  • A proposed rule to Manufacturer Inspection and Certification Requirements and Primary Inspection Agency responsibilities (24 CFR Part 3282 Subparts E and H) will be published by this Summer.
  • Serious and thoughtful review of all comments submitted to HUD in response to its proposed rulemaking on the SAFE Act will be made. Matchneer encouraged everyone to submit comments to the proposed rule by February 16.
  • The non-career administrator position will not be filled in the next few months due to budget constraints. He assured members that we have an excellent industry advocate in FHA Commissioner David Stevens who is a highly regarded official. Matchneer is the industry’s point person at HUD. He knows how critical these issues are to the industry and is there to help.
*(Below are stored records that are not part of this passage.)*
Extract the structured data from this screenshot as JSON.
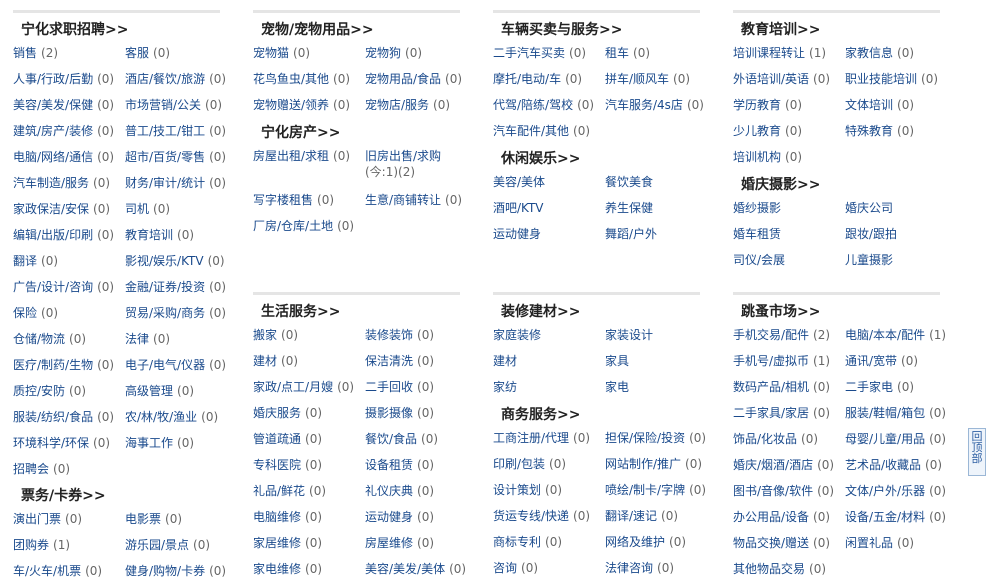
{
  "columns": [
    {
      "sections": [
        {
          "title": "宁化求职招聘>>",
          "items": [
            [
              "销售",
              "(2)"
            ],
            [
              "客服",
              "(0)"
            ],
            [
              "人事/行政/后勤",
              "(0)"
            ],
            [
              "酒店/餐饮/旅游",
              "(0)"
            ],
            [
              "美容/美发/保健",
              "(0)"
            ],
            [
              "市场营销/公关",
              "(0)"
            ],
            [
              "建筑/房产/装修",
              "(0)"
            ],
            [
              "普工/技工/钳工",
              "(0)"
            ],
            [
              "电脑/网络/通信",
              "(0)"
            ],
            [
              "超市/百货/零售",
              "(0)"
            ],
            [
              "汽车制造/服务",
              "(0)"
            ],
            [
              "财务/审计/统计",
              "(0)"
            ],
            [
              "家政保洁/安保",
              "(0)"
            ],
            [
              "司机",
              "(0)"
            ],
            [
              "编辑/出版/印刷",
              "(0)"
            ],
            [
              "教育培训",
              "(0)"
            ],
            [
              "翻译",
              "(0)"
            ],
            [
              "影视/娱乐/KTV",
              "(0)"
            ],
            [
              "广告/设计/咨询",
              "(0)"
            ],
            [
              "金融/证券/投资",
              "(0)"
            ],
            [
              "保险",
              "(0)"
            ],
            [
              "贸易/采购/商务",
              "(0)"
            ],
            [
              "仓储/物流",
              "(0)"
            ],
            [
              "法律",
              "(0)"
            ],
            [
              "医疗/制药/生物",
              "(0)"
            ],
            [
              "电子/电气/仪器",
              "(0)"
            ],
            [
              "质控/安防",
              "(0)"
            ],
            [
              "高级管理",
              "(0)"
            ],
            [
              "服装/纺织/食品",
              "(0)"
            ],
            [
              "农/林/牧/渔业",
              "(0)"
            ],
            [
              "环境科学/环保",
              "(0)"
            ],
            [
              "海事工作",
              "(0)"
            ],
            [
              "招聘会",
              "(0)"
            ]
          ]
        },
        {
          "title": "票务/卡券>>",
          "items": [
            [
              "演出门票",
              "(0)"
            ],
            [
              "电影票",
              "(0)"
            ],
            [
              "团购券",
              "(1)"
            ],
            [
              "游乐园/景点",
              "(0)"
            ],
            [
              "车/火车/机票",
              "(0)"
            ],
            [
              "健身/购物/卡券",
              "(0)"
            ]
          ]
        }
      ]
    },
    {
      "sections": [
        {
          "title": "宠物/宠物用品>>",
          "items": [
            [
              "宠物猫",
              "(0)"
            ],
            [
              "宠物狗",
              "(0)"
            ],
            [
              "花鸟鱼虫/其他",
              "(0)"
            ],
            [
              "宠物用品/食品",
              "(0)"
            ],
            [
              "宠物赠送/领养",
              "(0)"
            ],
            [
              "宠物店/服务",
              "(0)"
            ]
          ]
        },
        {
          "title": "宁化房产>>",
          "items": [
            [
              "房屋出租/求租",
              "(0)"
            ],
            [
              "旧房出售/求购",
              "(今:1)(2)"
            ],
            [
              "写字楼租售",
              "(0)"
            ],
            [
              "生意/商铺转让",
              "(0)"
            ],
            [
              "厂房/仓库/土地",
              "(0)"
            ]
          ]
        },
        {
          "title": "生活服务>>",
          "items": [
            [
              "搬家",
              "(0)"
            ],
            [
              "装修装饰",
              "(0)"
            ],
            [
              "建材",
              "(0)"
            ],
            [
              "保洁清洗",
              "(0)"
            ],
            [
              "家政/点工/月嫂",
              "(0)"
            ],
            [
              "二手回收",
              "(0)"
            ],
            [
              "婚庆服务",
              "(0)"
            ],
            [
              "摄影摄像",
              "(0)"
            ],
            [
              "管道疏通",
              "(0)"
            ],
            [
              "餐饮/食品",
              "(0)"
            ],
            [
              "专科医院",
              "(0)"
            ],
            [
              "设备租赁",
              "(0)"
            ],
            [
              "礼品/鲜花",
              "(0)"
            ],
            [
              "礼仪庆典",
              "(0)"
            ],
            [
              "电脑维修",
              "(0)"
            ],
            [
              "运动健身",
              "(0)"
            ],
            [
              "家居维修",
              "(0)"
            ],
            [
              "房屋维修",
              "(0)"
            ],
            [
              "家电维修",
              "(0)"
            ],
            [
              "美容/美发/美体",
              "(0)"
            ]
          ]
        }
      ]
    },
    {
      "sections": [
        {
          "title": "车辆买卖与服务>>",
          "items": [
            [
              "二手汽车买卖",
              "(0)"
            ],
            [
              "租车",
              "(0)"
            ],
            [
              "摩托/电动/车",
              "(0)"
            ],
            [
              "拼车/顺风车",
              "(0)"
            ],
            [
              "代驾/陪练/驾校",
              "(0)"
            ],
            [
              "汽车服务/4s店",
              "(0)"
            ],
            [
              "汽车配件/其他",
              "(0)"
            ]
          ]
        },
        {
          "title": "休闲娱乐>>",
          "items": [
            [
              "美容/美体",
              ""
            ],
            [
              "餐饮美食",
              ""
            ],
            [
              "酒吧/KTV",
              ""
            ],
            [
              "养生保健",
              ""
            ],
            [
              "运动健身",
              ""
            ],
            [
              "舞蹈/户外",
              ""
            ]
          ]
        },
        {
          "title": "装修建材>>",
          "items": [
            [
              "家庭装修",
              ""
            ],
            [
              "家装设计",
              ""
            ],
            [
              "建材",
              ""
            ],
            [
              "家具",
              ""
            ],
            [
              "家纺",
              ""
            ],
            [
              "家电",
              ""
            ]
          ]
        },
        {
          "title": "商务服务>>",
          "items": [
            [
              "工商注册/代理",
              "(0)"
            ],
            [
              "担保/保险/投资",
              "(0)"
            ],
            [
              "印刷/包装",
              "(0)"
            ],
            [
              "网站制作/推广",
              "(0)"
            ],
            [
              "设计策划",
              "(0)"
            ],
            [
              "喷绘/制卡/字牌",
              "(0)"
            ],
            [
              "货运专线/快递",
              "(0)"
            ],
            [
              "翻译/速记",
              "(0)"
            ],
            [
              "商标专利",
              "(0)"
            ],
            [
              "网络及维护",
              "(0)"
            ],
            [
              "咨询",
              "(0)"
            ],
            [
              "法律咨询",
              "(0)"
            ]
          ]
        }
      ]
    },
    {
      "sections": [
        {
          "title": "教育培训>>",
          "items": [
            [
              "培训课程转让",
              "(1)"
            ],
            [
              "家教信息",
              "(0)"
            ],
            [
              "外语培训/英语",
              "(0)"
            ],
            [
              "职业技能培训",
              "(0)"
            ],
            [
              "学历教育",
              "(0)"
            ],
            [
              "文体培训",
              "(0)"
            ],
            [
              "少儿教育",
              "(0)"
            ],
            [
              "特殊教育",
              "(0)"
            ],
            [
              "培训机构",
              "(0)"
            ]
          ]
        },
        {
          "title": "婚庆摄影>>",
          "items": [
            [
              "婚纱摄影",
              ""
            ],
            [
              "婚庆公司",
              ""
            ],
            [
              "婚车租赁",
              ""
            ],
            [
              "跟妆/跟拍",
              ""
            ],
            [
              "司仪/会展",
              ""
            ],
            [
              "儿童摄影",
              ""
            ]
          ]
        },
        {
          "title": "跳蚤市场>>",
          "items": [
            [
              "手机交易/配件",
              "(2)"
            ],
            [
              "电脑/本本/配件",
              "(1)"
            ],
            [
              "手机号/虚拟币",
              "(1)"
            ],
            [
              "通讯/宽带",
              "(0)"
            ],
            [
              "数码产品/相机",
              "(0)"
            ],
            [
              "二手家电",
              "(0)"
            ],
            [
              "二手家具/家居",
              "(0)"
            ],
            [
              "服装/鞋帽/箱包",
              "(0)"
            ],
            [
              "饰品/化妆品",
              "(0)"
            ],
            [
              "母婴/儿童/用品",
              "(0)"
            ],
            [
              "婚庆/烟酒/酒店",
              "(0)"
            ],
            [
              "艺术品/收藏品",
              "(0)"
            ],
            [
              "图书/音像/软件",
              "(0)"
            ],
            [
              "文体/户外/乐器",
              "(0)"
            ],
            [
              "办公用品/设备",
              "(0)"
            ],
            [
              "设备/五金/材料",
              "(0)"
            ],
            [
              "物品交换/赠送",
              "(0)"
            ],
            [
              "闲置礼品",
              "(0)"
            ],
            [
              "其他物品交易",
              "(0)"
            ]
          ]
        }
      ]
    }
  ],
  "backtop": "回顶部"
}
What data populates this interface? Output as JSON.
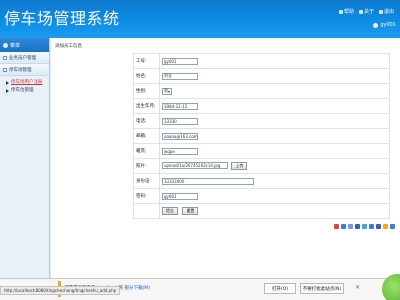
{
  "header": {
    "title": "停车场管理系统",
    "links": [
      {
        "label": "帮助",
        "icon": "help-icon"
      },
      {
        "label": "关于",
        "icon": "info-icon"
      },
      {
        "label": "退出",
        "icon": "logout-icon"
      }
    ],
    "user": "gy001"
  },
  "sidebar": {
    "title": "菜单",
    "groups": [
      {
        "label": "业务员户管理",
        "icon": "folder-icon"
      },
      {
        "label": "停车场管理",
        "icon": "folder-icon"
      }
    ],
    "sub_items": [
      {
        "label": "停车场用户注册",
        "active": true
      },
      {
        "label": "停车位管理",
        "active": false
      }
    ]
  },
  "main": {
    "breadcrumb": "添加员工信息",
    "form": {
      "fields": [
        {
          "label": "工号:",
          "value": "gy001"
        },
        {
          "label": "姓名:",
          "value": "刘全"
        },
        {
          "label": "性别:",
          "value": "男"
        },
        {
          "label": "出生年月:",
          "value": "1984-12-12"
        },
        {
          "label": "电话:",
          "value": "33330"
        },
        {
          "label": "邮箱:",
          "value": "aaaaa@163.com"
        },
        {
          "label": "籍贯:",
          "value": "wqpe"
        },
        {
          "label": "照片:",
          "value": "upload/1a/26745262c14.jpg",
          "button": "上传"
        },
        {
          "label": "身份证:",
          "value": "33333000"
        },
        {
          "label": "密码:",
          "value": "gy001"
        }
      ],
      "submit": "提交",
      "reset": "重置"
    }
  },
  "download_bar": {
    "text": "打开或保存来自 localhost 的 ",
    "link": "部分下载(M)",
    "open_label": "打开(O)",
    "never_label": "不要打扰此站点(N)"
  },
  "status_url": "http://localhost:8080/tingchechang/tingchezhu_add.php",
  "colors": {
    "header": "#0f8ee8",
    "sidebar_active": "#d33333",
    "download_accent": "#f0a818"
  }
}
He encouraged members to continue to work through the MHI staff with which he has a great working relationship.

Other topics discussed at the Winter Meeting were weather radios, Energy Star Tax Credit extender legislation, pre-1976 replacement home legislation, FEMA emergency housing and financing issues. The two-day meeting concluded with a meeting of the MHI Board of Directors. Resolutions were passed on the SAFE Act and federal preemption. MHI will be working hard during the upcoming months on these critical regulatory and legislative issues.

MHI is the the preeminent national trade association for manufactured and modular housing industries, representing all segments of the industries before Congress and the Federal government. From its Washington, D.C. area headquarters, MHI actively works to promote fair laws and regulation for all MHI members and the industry. For more information on MHI, visit www.manufacturedhousing.org.